#### To do
Which lines of the data below include the string "Изменяет"? Return each of them.

Data for analysis below:

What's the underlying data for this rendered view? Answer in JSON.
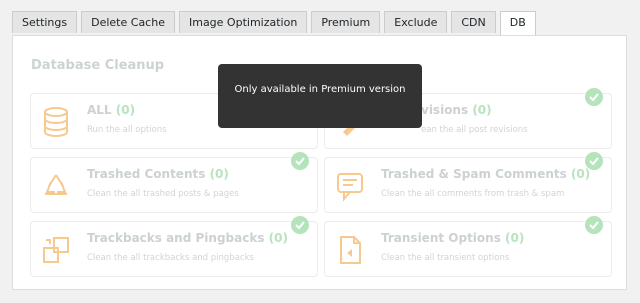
{
  "tabs": [
    {
      "label": "Settings",
      "active": false
    },
    {
      "label": "Delete Cache",
      "active": false
    },
    {
      "label": "Image Optimization",
      "active": false
    },
    {
      "label": "Premium",
      "active": false
    },
    {
      "label": "Exclude",
      "active": false
    },
    {
      "label": "CDN",
      "active": false
    },
    {
      "label": "DB",
      "active": true
    }
  ],
  "panel": {
    "title": "Database Cleanup",
    "overlay_text": "Only available in Premium version"
  },
  "cards": [
    {
      "title": "ALL",
      "count": "(0)",
      "desc": "Run the all options",
      "icon": "database-icon",
      "checked": false
    },
    {
      "title": "Post Revisions",
      "title_visible": "visions",
      "count": "(0)",
      "desc": "Clean the all post revisions",
      "desc_visible": "ean the all post revisions",
      "icon": "revisions-icon",
      "checked": true
    },
    {
      "title": "Trashed Contents",
      "count": "(0)",
      "desc": "Clean the all trashed posts & pages",
      "icon": "recycle-icon",
      "checked": true
    },
    {
      "title": "Trashed & Spam Comments",
      "count": "(0)",
      "desc": "Clean the all comments from trash & spam",
      "icon": "comment-icon",
      "checked": true
    },
    {
      "title": "Trackbacks and Pingbacks",
      "count": "(0)",
      "desc": "Clean the all trackbacks and pingbacks",
      "icon": "trackback-icon",
      "checked": true
    },
    {
      "title": "Transient Options",
      "count": "(0)",
      "desc": "Clean the all transient options",
      "icon": "transient-icon",
      "checked": true
    }
  ],
  "colors": {
    "icon_orange": "#f6c98f",
    "check_green": "#b5e3bb",
    "overlay_bg": "#333333"
  }
}
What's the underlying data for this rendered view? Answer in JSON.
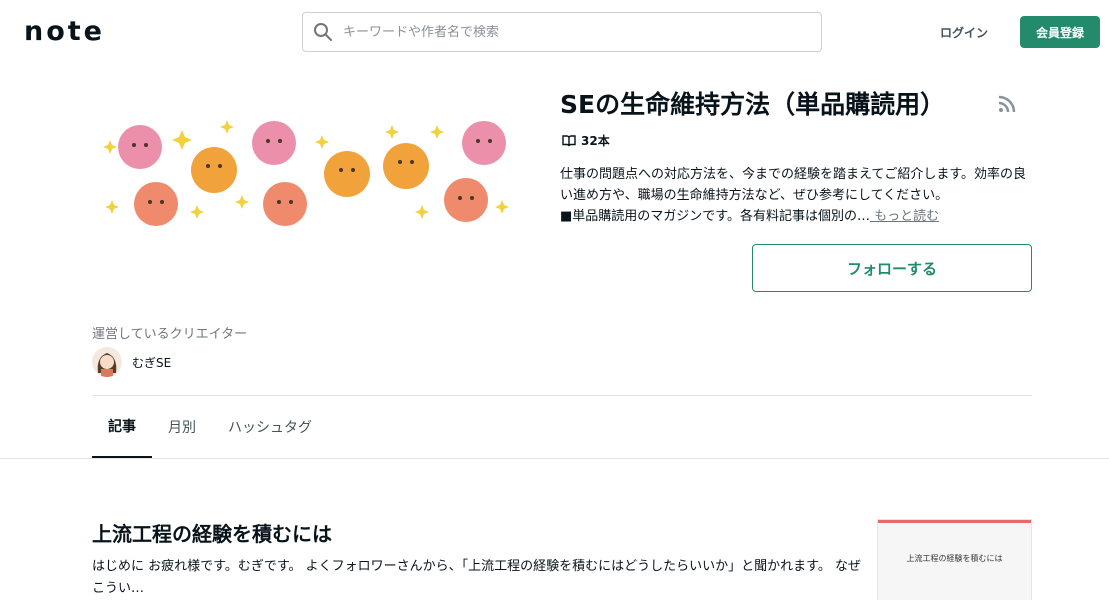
{
  "header": {
    "logo": "note",
    "search_placeholder": "キーワードや作者名で検索",
    "login_label": "ログイン",
    "signup_label": "会員登録"
  },
  "magazine": {
    "title": "SEの生命維持方法（単品購読用）",
    "count": "32本",
    "description_1": "仕事の問題点への対応方法を、今までの経験を踏まえてご紹介します。効率の良い進め方や、職場の生命維持方法など、ぜひ参考にしてください。",
    "description_2": "■単品購読用のマガジンです。各有料記事は個別の…",
    "more_label": " もっと読む",
    "follow_label": "フォローする"
  },
  "creator": {
    "label": "運営しているクリエイター",
    "name": "むぎSE"
  },
  "tabs": [
    {
      "label": "記事"
    },
    {
      "label": "月別"
    },
    {
      "label": "ハッシュタグ"
    }
  ],
  "article": {
    "title": "上流工程の経験を積むには",
    "excerpt": "はじめに お疲れ様です。むぎです。 よくフォロワーさんから、「上流工程の経験を積むにはどうしたらいいか」と聞かれます。 なぜこうい…",
    "thumb_title": "上流工程の経験を積むには"
  },
  "colors": {
    "brand": "#248a6c",
    "text": "#08131a",
    "muted": "#6e767c"
  }
}
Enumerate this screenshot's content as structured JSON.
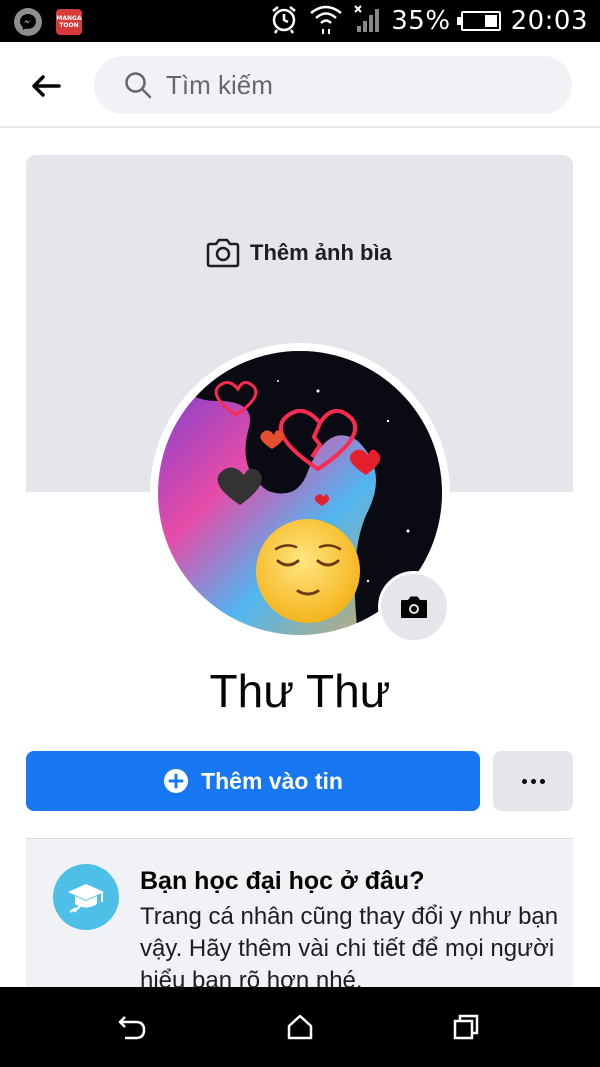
{
  "status_bar": {
    "battery": "35%",
    "battery_level": 0.35,
    "time": "20:03",
    "apps": [
      "messenger-icon",
      "mangatoon-icon"
    ],
    "mangatoon_label": "MANGA TOON"
  },
  "header": {
    "search_placeholder": "Tìm kiếm"
  },
  "cover": {
    "add_cover_label": "Thêm ảnh bìa"
  },
  "profile": {
    "name": "Thư Thư"
  },
  "actions": {
    "add_story_label": "Thêm vào tin"
  },
  "education_card": {
    "title": "Bạn học đại học ở đâu?",
    "body": "Trang cá nhân cũng thay đổi y như bạn vậy. Hãy thêm vài chi tiết để mọi người hiểu bạn rõ hơn nhé."
  },
  "colors": {
    "accent": "#1877f2",
    "cover_bg": "#e4e6eb",
    "card_bg": "#f0f2f5",
    "edu_icon_bg": "#4ec0e8"
  }
}
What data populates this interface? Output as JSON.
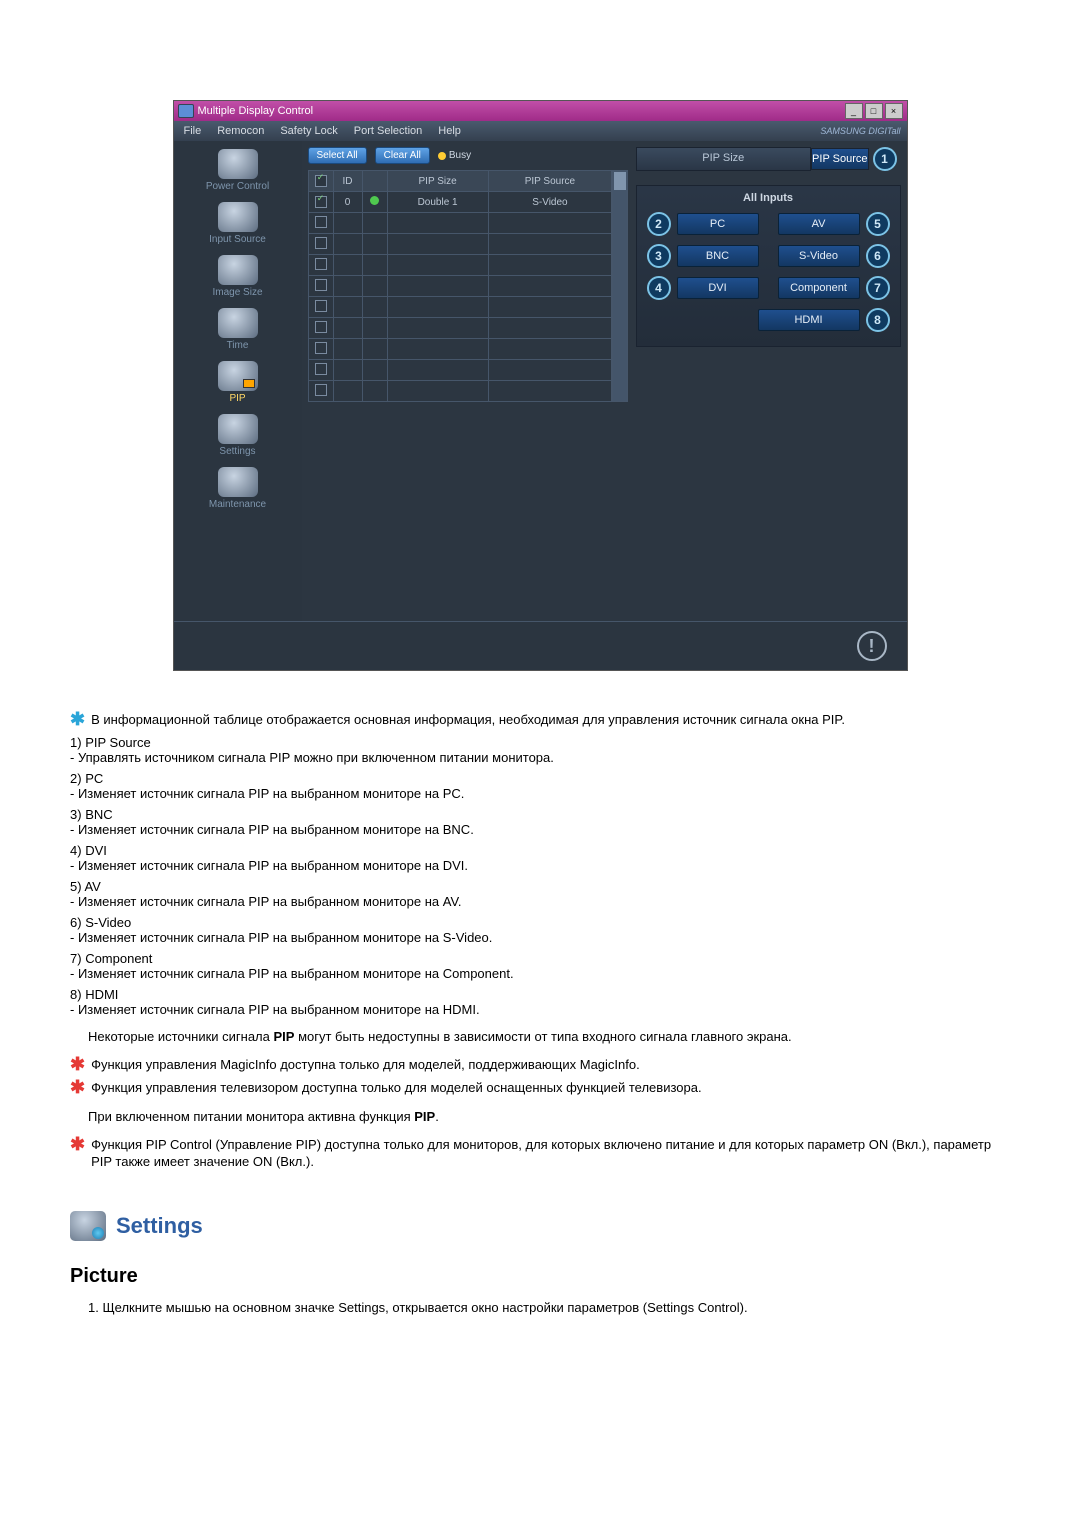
{
  "app_window": {
    "title": "Multiple Display Control",
    "menus": [
      "File",
      "Remocon",
      "Safety Lock",
      "Port Selection",
      "Help"
    ],
    "brand_logo": "SAMSUNG DIGITall",
    "top_buttons": {
      "select_all": "Select All",
      "clear_all": "Clear All",
      "busy": "Busy"
    },
    "sidebar": [
      {
        "label": "Power Control",
        "active": false
      },
      {
        "label": "Input Source",
        "active": false
      },
      {
        "label": "Image Size",
        "active": false
      },
      {
        "label": "Time",
        "active": false
      },
      {
        "label": "PIP",
        "active": true
      },
      {
        "label": "Settings",
        "active": false
      },
      {
        "label": "Maintenance",
        "active": false
      }
    ],
    "table": {
      "cols": [
        "",
        "ID",
        "",
        "PIP Size",
        "PIP Source"
      ],
      "rows": [
        {
          "checked": true,
          "id": "0",
          "status": "green",
          "pip_size": "Double 1",
          "pip_source": "S-Video"
        },
        {
          "checked": false,
          "id": "",
          "status": "",
          "pip_size": "",
          "pip_source": ""
        },
        {
          "checked": false,
          "id": "",
          "status": "",
          "pip_size": "",
          "pip_source": ""
        },
        {
          "checked": false,
          "id": "",
          "status": "",
          "pip_size": "",
          "pip_source": ""
        },
        {
          "checked": false,
          "id": "",
          "status": "",
          "pip_size": "",
          "pip_source": ""
        },
        {
          "checked": false,
          "id": "",
          "status": "",
          "pip_size": "",
          "pip_source": ""
        },
        {
          "checked": false,
          "id": "",
          "status": "",
          "pip_size": "",
          "pip_source": ""
        },
        {
          "checked": false,
          "id": "",
          "status": "",
          "pip_size": "",
          "pip_source": ""
        },
        {
          "checked": false,
          "id": "",
          "status": "",
          "pip_size": "",
          "pip_source": ""
        },
        {
          "checked": false,
          "id": "",
          "status": "",
          "pip_size": "",
          "pip_source": ""
        }
      ]
    },
    "tabs": {
      "pip_size": "PIP Size",
      "pip_source": "PIP Source"
    },
    "callouts": {
      "pip_source_tab": "1",
      "pc": "2",
      "bnc": "3",
      "dvi": "4",
      "av": "5",
      "svideo": "6",
      "component": "7",
      "hdmi": "8"
    },
    "inputs_panel": {
      "title": "All Inputs",
      "left": [
        "PC",
        "BNC",
        "DVI"
      ],
      "right": [
        "AV",
        "S-Video",
        "Component",
        "HDMI"
      ]
    }
  },
  "doc": {
    "intro_note": "В информационной таблице отображается основная информация, необходимая для управления источник сигнала окна PIP.",
    "items": [
      {
        "n": "1)",
        "title": "PIP Source",
        "desc": "- Управлять источником сигнала PIP можно при включенном питании монитора."
      },
      {
        "n": "2)",
        "title": "PC",
        "desc": "- Изменяет источник сигнала PIP на выбранном мониторе на PC."
      },
      {
        "n": "3)",
        "title": "BNC",
        "desc": "- Изменяет источник сигнала PIP на выбранном мониторе на BNC."
      },
      {
        "n": "4)",
        "title": "DVI",
        "desc": "- Изменяет источник сигнала PIP на выбранном мониторе на DVI."
      },
      {
        "n": "5)",
        "title": "AV",
        "desc": "- Изменяет источник сигнала PIP на выбранном мониторе на AV."
      },
      {
        "n": "6)",
        "title": "S-Video",
        "desc": "- Изменяет источник сигнала PIP на выбранном мониторе на S-Video."
      },
      {
        "n": "7)",
        "title": "Component",
        "desc": "- Изменяет источник сигнала PIP на выбранном мониторе на Component."
      },
      {
        "n": "8)",
        "title": "HDMI",
        "desc": "- Изменяет источник сигнала PIP на выбранном мониторе на HDMI."
      }
    ],
    "msg1_a": "Некоторые источники сигнала ",
    "msg1_b": "PIP",
    "msg1_c": " могут быть недоступны в зависимости от типа входного сигнала главного экрана.",
    "note2_a": "Функция управления ",
    "note2_b": "MagicInfo",
    "note2_c": " доступна только для моделей",
    "note2_d": ", поддерживающих",
    "note2_e": " MagicInfo.",
    "note3": "Функция управления телевизором доступна только для моделей оснащенных функцией телевизора.",
    "msg2_a": "При включенном питании монитора активна функция",
    "msg2_b": " PIP",
    "msg2_c": ".",
    "note4_a": "Функция ",
    "note4_b": "PIP Control (Управление PIP)",
    "note4_c": " доступна только для мониторов, для которых включено питание и для которых параметр",
    "note4_d": " ON (Вкл.),",
    "note4_e": " параметр ",
    "note4_f": "PIP",
    "note4_g": " также имеет значение",
    "note4_h": " ON (Вкл.).",
    "section_title": "Settings",
    "subhead": "Picture",
    "step1": "1. Щелкните мышью на основном значке Settings, открывается окно настройки параметров (Settings Control)."
  }
}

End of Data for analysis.

#### Exercise output
        "desc": "- Изменяет источник сигнала PIP на выбранном мониторе на PC."
        "desc": "- Изменяет источник сигнала PIP на выбранном мониторе на BNC."
        "desc": "- Изменяет источник сигнала PIP на выбранном мониторе на DVI."
        "desc": "- Изменяет источник сигнала PIP на выбранном мониторе на AV."
        "desc": "- Изменяет источник сигнала PIP на выбранном мониторе на S-Video."
        "desc": "- Изменяет источник сигнала PIP на выбранном мониторе на Component."
        "desc": "- Изменяет источник сигнала PIP на выбранном мониторе на HDMI."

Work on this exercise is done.